Husk is a feature length remake of a short film of the same name starring Guillermo Diaz. Both directed by Brett Simmons, here he evidently tries to flesh out the story to cover the span of a full length film but ultimately fails. Due to there not being nearly enough depth to carry the film, the film is filled with prevailing gaps of boredom.
Husk follows a group of friends who find themselves stranded in a cornfield and discover that they are in the centre of a supernatural ritual.
The film, at its heart, has many flaws. It doesn’t cover new territory and it tries to ignore other films that have used scarecrows as their main antagonists which, although possibly being construed as a good thing, will actually make viewers wish that the writer had had a fresh wave of ideas. There are some elements of the story which are baffling and were actually looked at in Dark Night of the Scarecrow, Dead Birds and even Hallowed Ground . Husk doesn’t tend to acknowledge these which is naive on the film makers part.

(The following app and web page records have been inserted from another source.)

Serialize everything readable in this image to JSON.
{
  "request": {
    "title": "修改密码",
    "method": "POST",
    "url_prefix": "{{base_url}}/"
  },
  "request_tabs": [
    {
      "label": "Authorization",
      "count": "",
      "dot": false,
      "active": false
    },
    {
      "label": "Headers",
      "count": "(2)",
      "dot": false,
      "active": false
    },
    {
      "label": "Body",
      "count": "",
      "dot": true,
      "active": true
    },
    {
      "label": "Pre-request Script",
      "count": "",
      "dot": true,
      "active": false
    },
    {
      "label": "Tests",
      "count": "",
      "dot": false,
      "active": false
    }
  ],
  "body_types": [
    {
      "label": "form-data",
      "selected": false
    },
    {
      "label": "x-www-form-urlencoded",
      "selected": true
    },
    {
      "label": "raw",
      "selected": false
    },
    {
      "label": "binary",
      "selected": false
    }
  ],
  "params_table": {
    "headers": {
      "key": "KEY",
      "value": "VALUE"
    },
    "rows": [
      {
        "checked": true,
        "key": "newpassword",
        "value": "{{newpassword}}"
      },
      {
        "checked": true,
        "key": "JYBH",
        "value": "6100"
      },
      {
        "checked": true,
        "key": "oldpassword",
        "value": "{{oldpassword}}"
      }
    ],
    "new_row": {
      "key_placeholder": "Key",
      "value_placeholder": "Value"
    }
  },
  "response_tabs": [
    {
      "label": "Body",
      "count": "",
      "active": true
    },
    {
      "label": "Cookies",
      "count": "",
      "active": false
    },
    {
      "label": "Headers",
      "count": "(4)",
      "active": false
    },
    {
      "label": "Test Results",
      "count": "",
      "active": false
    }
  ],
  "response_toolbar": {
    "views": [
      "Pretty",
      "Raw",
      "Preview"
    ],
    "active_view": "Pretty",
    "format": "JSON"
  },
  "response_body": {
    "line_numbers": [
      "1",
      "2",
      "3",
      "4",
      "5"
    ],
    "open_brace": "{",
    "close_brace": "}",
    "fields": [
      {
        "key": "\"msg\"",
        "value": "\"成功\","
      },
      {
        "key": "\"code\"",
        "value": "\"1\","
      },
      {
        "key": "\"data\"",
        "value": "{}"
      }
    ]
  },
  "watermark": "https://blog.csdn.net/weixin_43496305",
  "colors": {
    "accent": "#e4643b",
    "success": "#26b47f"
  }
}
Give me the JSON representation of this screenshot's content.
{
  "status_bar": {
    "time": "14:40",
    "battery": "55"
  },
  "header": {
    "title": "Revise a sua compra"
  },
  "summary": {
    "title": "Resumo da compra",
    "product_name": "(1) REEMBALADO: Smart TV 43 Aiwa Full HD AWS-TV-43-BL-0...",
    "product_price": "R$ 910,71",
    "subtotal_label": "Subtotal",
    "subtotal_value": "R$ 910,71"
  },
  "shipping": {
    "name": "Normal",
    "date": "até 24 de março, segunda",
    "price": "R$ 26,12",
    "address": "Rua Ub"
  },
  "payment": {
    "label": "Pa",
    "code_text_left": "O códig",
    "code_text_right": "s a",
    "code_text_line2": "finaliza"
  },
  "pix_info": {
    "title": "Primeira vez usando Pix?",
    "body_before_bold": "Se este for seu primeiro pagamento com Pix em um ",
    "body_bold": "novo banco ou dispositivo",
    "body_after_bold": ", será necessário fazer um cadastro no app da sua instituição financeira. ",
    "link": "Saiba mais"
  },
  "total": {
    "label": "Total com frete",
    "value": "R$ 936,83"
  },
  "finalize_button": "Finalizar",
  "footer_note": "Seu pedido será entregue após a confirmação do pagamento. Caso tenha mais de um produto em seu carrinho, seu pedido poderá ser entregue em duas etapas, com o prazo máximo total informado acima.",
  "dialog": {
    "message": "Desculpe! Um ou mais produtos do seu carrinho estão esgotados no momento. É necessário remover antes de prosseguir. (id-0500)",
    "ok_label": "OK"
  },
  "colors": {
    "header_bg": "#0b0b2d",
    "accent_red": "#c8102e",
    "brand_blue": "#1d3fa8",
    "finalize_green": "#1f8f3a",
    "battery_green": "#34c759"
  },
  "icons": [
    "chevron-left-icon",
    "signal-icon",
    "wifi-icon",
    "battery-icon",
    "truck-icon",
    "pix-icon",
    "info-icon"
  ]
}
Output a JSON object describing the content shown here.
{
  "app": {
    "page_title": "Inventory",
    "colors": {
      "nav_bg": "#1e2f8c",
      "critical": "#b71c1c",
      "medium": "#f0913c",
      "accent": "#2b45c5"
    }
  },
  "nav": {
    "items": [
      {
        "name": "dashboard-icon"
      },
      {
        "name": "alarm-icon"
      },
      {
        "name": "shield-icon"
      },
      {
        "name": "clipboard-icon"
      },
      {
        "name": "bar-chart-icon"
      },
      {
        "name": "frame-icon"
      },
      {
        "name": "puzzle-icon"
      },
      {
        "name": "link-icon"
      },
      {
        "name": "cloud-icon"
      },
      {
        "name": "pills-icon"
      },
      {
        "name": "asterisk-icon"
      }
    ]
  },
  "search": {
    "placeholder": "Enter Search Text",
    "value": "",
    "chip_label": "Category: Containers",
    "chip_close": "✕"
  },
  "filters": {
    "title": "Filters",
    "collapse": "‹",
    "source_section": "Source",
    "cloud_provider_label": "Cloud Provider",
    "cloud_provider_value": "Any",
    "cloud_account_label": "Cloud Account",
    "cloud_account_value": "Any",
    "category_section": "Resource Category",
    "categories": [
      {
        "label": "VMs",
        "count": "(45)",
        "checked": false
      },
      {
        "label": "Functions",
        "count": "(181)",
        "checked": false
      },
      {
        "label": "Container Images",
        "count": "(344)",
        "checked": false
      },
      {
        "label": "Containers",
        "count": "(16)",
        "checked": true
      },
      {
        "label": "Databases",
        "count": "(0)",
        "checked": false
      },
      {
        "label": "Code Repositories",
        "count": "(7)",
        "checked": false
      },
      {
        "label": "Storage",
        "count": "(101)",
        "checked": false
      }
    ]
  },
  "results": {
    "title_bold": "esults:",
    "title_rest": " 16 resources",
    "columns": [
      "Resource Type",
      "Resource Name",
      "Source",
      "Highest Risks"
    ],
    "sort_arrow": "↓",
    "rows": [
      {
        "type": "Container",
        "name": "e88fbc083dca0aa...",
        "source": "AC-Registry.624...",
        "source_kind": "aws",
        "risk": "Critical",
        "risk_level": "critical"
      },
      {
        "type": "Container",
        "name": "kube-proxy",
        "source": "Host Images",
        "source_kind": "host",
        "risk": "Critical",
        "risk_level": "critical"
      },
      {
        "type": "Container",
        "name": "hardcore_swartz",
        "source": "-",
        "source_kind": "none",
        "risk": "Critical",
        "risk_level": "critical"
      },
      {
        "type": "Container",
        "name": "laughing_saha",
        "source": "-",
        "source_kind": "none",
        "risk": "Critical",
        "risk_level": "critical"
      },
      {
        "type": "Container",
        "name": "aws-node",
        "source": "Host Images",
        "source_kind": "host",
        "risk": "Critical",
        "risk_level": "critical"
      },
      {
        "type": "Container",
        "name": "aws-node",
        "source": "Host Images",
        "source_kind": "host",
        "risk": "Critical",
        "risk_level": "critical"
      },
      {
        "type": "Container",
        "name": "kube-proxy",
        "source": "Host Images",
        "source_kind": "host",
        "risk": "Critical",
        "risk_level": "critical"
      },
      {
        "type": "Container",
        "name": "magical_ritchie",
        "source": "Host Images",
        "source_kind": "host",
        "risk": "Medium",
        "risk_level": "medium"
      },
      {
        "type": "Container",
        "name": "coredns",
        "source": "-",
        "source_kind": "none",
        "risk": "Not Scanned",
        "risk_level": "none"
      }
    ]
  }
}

Husk fares rather well stylistically; if the audience can ignore the odd dizzying camera angles that are used in action-orientated sequences they will be able to appreciate the gritty and 80s-esque feel to the whole thing, especially the spooky atmosphere. Unfortunately it does feel more like an all style, not a lot of substance, event. Despite its many flaws, at least in the end the audience can be thankful that the film doesn’t revert back to the idea that horror and nudity are necessarily entwined with one another.